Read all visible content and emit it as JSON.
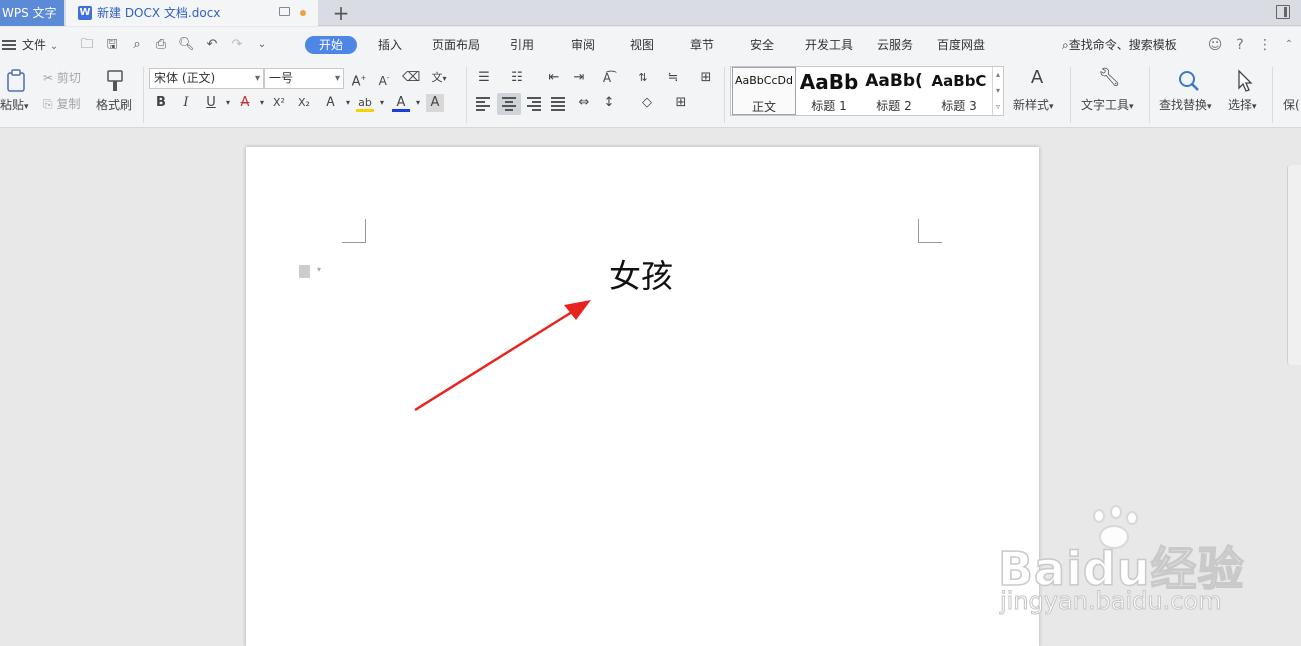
{
  "tabs": {
    "app": "WPS 文字",
    "document": "新建 DOCX 文档.docx",
    "add": "+"
  },
  "menu": {
    "file": "文件",
    "tabs": [
      "开始",
      "插入",
      "页面布局",
      "引用",
      "审阅",
      "视图",
      "章节",
      "安全",
      "开发工具",
      "云服务",
      "百度网盘"
    ],
    "active": "开始",
    "search": "查找命令、搜索模板",
    "help": "?",
    "more": "⋮"
  },
  "ribbon": {
    "paste": "粘贴",
    "cut": "剪切",
    "copy": "复制",
    "format_painter": "格式刷",
    "font_name": "宋体 (正文)",
    "font_size": "一号",
    "bold": "B",
    "italic": "I",
    "underline": "U",
    "strike": "A",
    "superscript": "X²",
    "subscript": "X₂",
    "font_color": "A",
    "styles": [
      {
        "preview": "AaBbCcDd",
        "label": "正文"
      },
      {
        "preview": "AaBb",
        "label": "标题 1"
      },
      {
        "preview": "AaBb(",
        "label": "标题 2"
      },
      {
        "preview": "AaBbC",
        "label": "标题 3"
      }
    ],
    "new_style": "新样式",
    "text_tools": "文字工具",
    "find_replace": "查找替换",
    "select": "选择",
    "save_partial": "保("
  },
  "document": {
    "text": "女孩"
  },
  "colors": {
    "accent": "#4e86e6",
    "arrow": "#e8231f",
    "app_tab": "#5b8ad6"
  },
  "watermark": {
    "main": "Baidu经验",
    "sub": "jingyan.baidu.com"
  }
}
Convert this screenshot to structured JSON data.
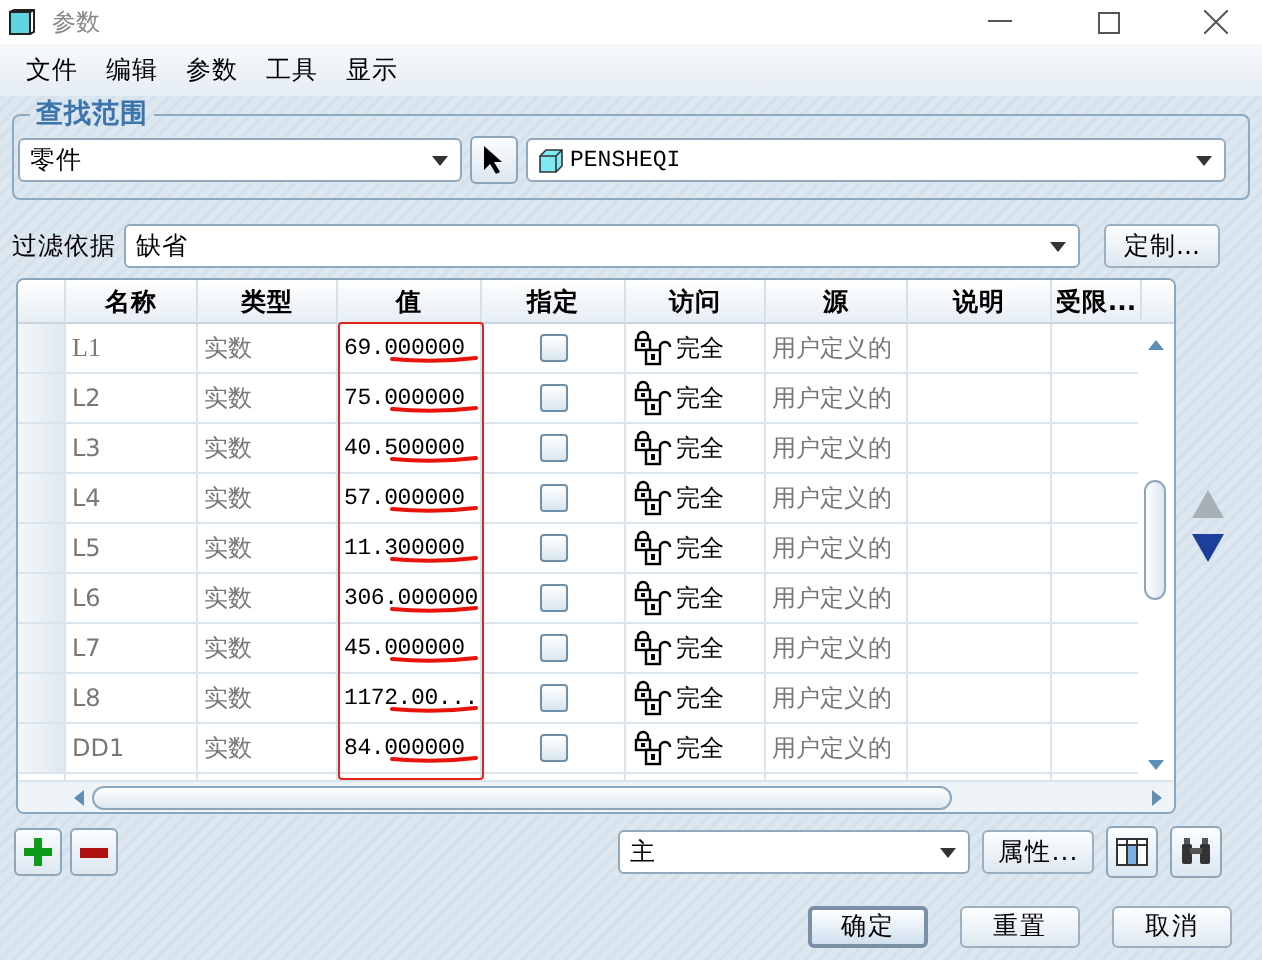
{
  "window": {
    "title": "参数"
  },
  "menu": [
    "文件",
    "编辑",
    "参数",
    "工具",
    "显示"
  ],
  "search_scope": {
    "title": "查找范围",
    "scope": "零件",
    "model": "PENSHEQI"
  },
  "filter": {
    "label": "过滤依据",
    "value": "缺省",
    "button": "定制..."
  },
  "table": {
    "columns": [
      "名称",
      "类型",
      "值",
      "指定",
      "访问",
      "源",
      "说明",
      "受限..."
    ],
    "value_column_boxed": true,
    "rows": [
      {
        "name": "L1",
        "type": "实数",
        "value": "69.000000",
        "designated": false,
        "access": "完全",
        "source": "用户定义的",
        "underlined": true
      },
      {
        "name": "L2",
        "type": "实数",
        "value": "75.000000",
        "designated": false,
        "access": "完全",
        "source": "用户定义的",
        "underlined": true
      },
      {
        "name": "L3",
        "type": "实数",
        "value": "40.500000",
        "designated": false,
        "access": "完全",
        "source": "用户定义的",
        "underlined": true
      },
      {
        "name": "L4",
        "type": "实数",
        "value": "57.000000",
        "designated": false,
        "access": "完全",
        "source": "用户定义的",
        "underlined": true
      },
      {
        "name": "L5",
        "type": "实数",
        "value": "11.300000",
        "designated": false,
        "access": "完全",
        "source": "用户定义的",
        "underlined": true
      },
      {
        "name": "L6",
        "type": "实数",
        "value": "306.000000",
        "designated": false,
        "access": "完全",
        "source": "用户定义的",
        "underlined": true
      },
      {
        "name": "L7",
        "type": "实数",
        "value": "45.000000",
        "designated": false,
        "access": "完全",
        "source": "用户定义的",
        "underlined": true
      },
      {
        "name": "L8",
        "type": "实数",
        "value": "1172.00...",
        "designated": false,
        "access": "完全",
        "source": "用户定义的",
        "underlined": true
      },
      {
        "name": "DD1",
        "type": "实数",
        "value": "84.000000",
        "designated": false,
        "access": "完全",
        "source": "用户定义的",
        "underlined": true
      }
    ]
  },
  "bottom": {
    "view": "主",
    "properties": "属性..."
  },
  "buttons": [
    {
      "label": "确定",
      "default": true
    },
    {
      "label": "重置",
      "default": false
    },
    {
      "label": "取消",
      "default": false
    }
  ]
}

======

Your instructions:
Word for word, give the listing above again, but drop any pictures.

Answer area:
Read all visible content and emit it as JSON.
{
  "tabs": {
    "app": "WPS 文字",
    "document": "新建 DOCX 文档.docx",
    "add": "+"
  },
  "menu": {
    "file": "文件",
    "tabs": [
      "开始",
      "插入",
      "页面布局",
      "引用",
      "审阅",
      "视图",
      "章节",
      "安全",
      "开发工具",
      "云服务",
      "百度网盘"
    ],
    "active": "开始",
    "search": "查找命令、搜索模板",
    "help": "?",
    "more": "⋮"
  },
  "ribbon": {
    "paste": "粘贴",
    "cut": "剪切",
    "copy": "复制",
    "format_painter": "格式刷",
    "font_name": "宋体 (正文)",
    "font_size": "一号",
    "bold": "B",
    "italic": "I",
    "underline": "U",
    "strike": "A",
    "superscript": "X²",
    "subscript": "X₂",
    "font_color": "A",
    "styles": [
      {
        "preview": "AaBbCcDd",
        "label": "正文"
      },
      {
        "preview": "AaBb",
        "label": "标题 1"
      },
      {
        "preview": "AaBb(",
        "label": "标题 2"
      },
      {
        "preview": "AaBbC",
        "label": "标题 3"
      }
    ],
    "new_style": "新样式",
    "text_tools": "文字工具",
    "find_replace": "查找替换",
    "select": "选择",
    "save_partial": "保("
  },
  "document": {
    "text": "女孩"
  },
  "colors": {
    "accent": "#4e86e6",
    "arrow": "#e8231f",
    "app_tab": "#5b8ad6"
  },
  "watermark": {
    "main": "Baidu经验",
    "sub": "jingyan.baidu.com"
  }
}
Convert this screenshot to structured JSON data.
{
  "window": {
    "title": "参数"
  },
  "menu": [
    "文件",
    "编辑",
    "参数",
    "工具",
    "显示"
  ],
  "search_scope": {
    "title": "查找范围",
    "scope": "零件",
    "model": "PENSHEQI"
  },
  "filter": {
    "label": "过滤依据",
    "value": "缺省",
    "button": "定制..."
  },
  "table": {
    "columns": [
      "名称",
      "类型",
      "值",
      "指定",
      "访问",
      "源",
      "说明",
      "受限..."
    ],
    "value_column_boxed": true,
    "rows": [
      {
        "name": "L1",
        "type": "实数",
        "value": "69.000000",
        "designated": false,
        "access": "完全",
        "source": "用户定义的",
        "underlined": true
      },
      {
        "name": "L2",
        "type": "实数",
        "value": "75.000000",
        "designated": false,
        "access": "完全",
        "source": "用户定义的",
        "underlined": true
      },
      {
        "name": "L3",
        "type": "实数",
        "value": "40.500000",
        "designated": false,
        "access": "完全",
        "source": "用户定义的",
        "underlined": true
      },
      {
        "name": "L4",
        "type": "实数",
        "value": "57.000000",
        "designated": false,
        "access": "完全",
        "source": "用户定义的",
        "underlined": true
      },
      {
        "name": "L5",
        "type": "实数",
        "value": "11.300000",
        "designated": false,
        "access": "完全",
        "source": "用户定义的",
        "underlined": true
      },
      {
        "name": "L6",
        "type": "实数",
        "value": "306.000000",
        "designated": false,
        "access": "完全",
        "source": "用户定义的",
        "underlined": true
      },
      {
        "name": "L7",
        "type": "实数",
        "value": "45.000000",
        "designated": false,
        "access": "完全",
        "source": "用户定义的",
        "underlined": true
      },
      {
        "name": "L8",
        "type": "实数",
        "value": "1172.00...",
        "designated": false,
        "access": "完全",
        "source": "用户定义的",
        "underlined": true
      },
      {
        "name": "DD1",
        "type": "实数",
        "value": "84.000000",
        "designated": false,
        "access": "完全",
        "source": "用户定义的",
        "underlined": true
      }
    ]
  },
  "bottom": {
    "view": "主",
    "properties": "属性..."
  },
  "buttons": [
    {
      "label": "确定",
      "default": true
    },
    {
      "label": "重置",
      "default": false
    },
    {
      "label": "取消",
      "default": false
    }
  ]
}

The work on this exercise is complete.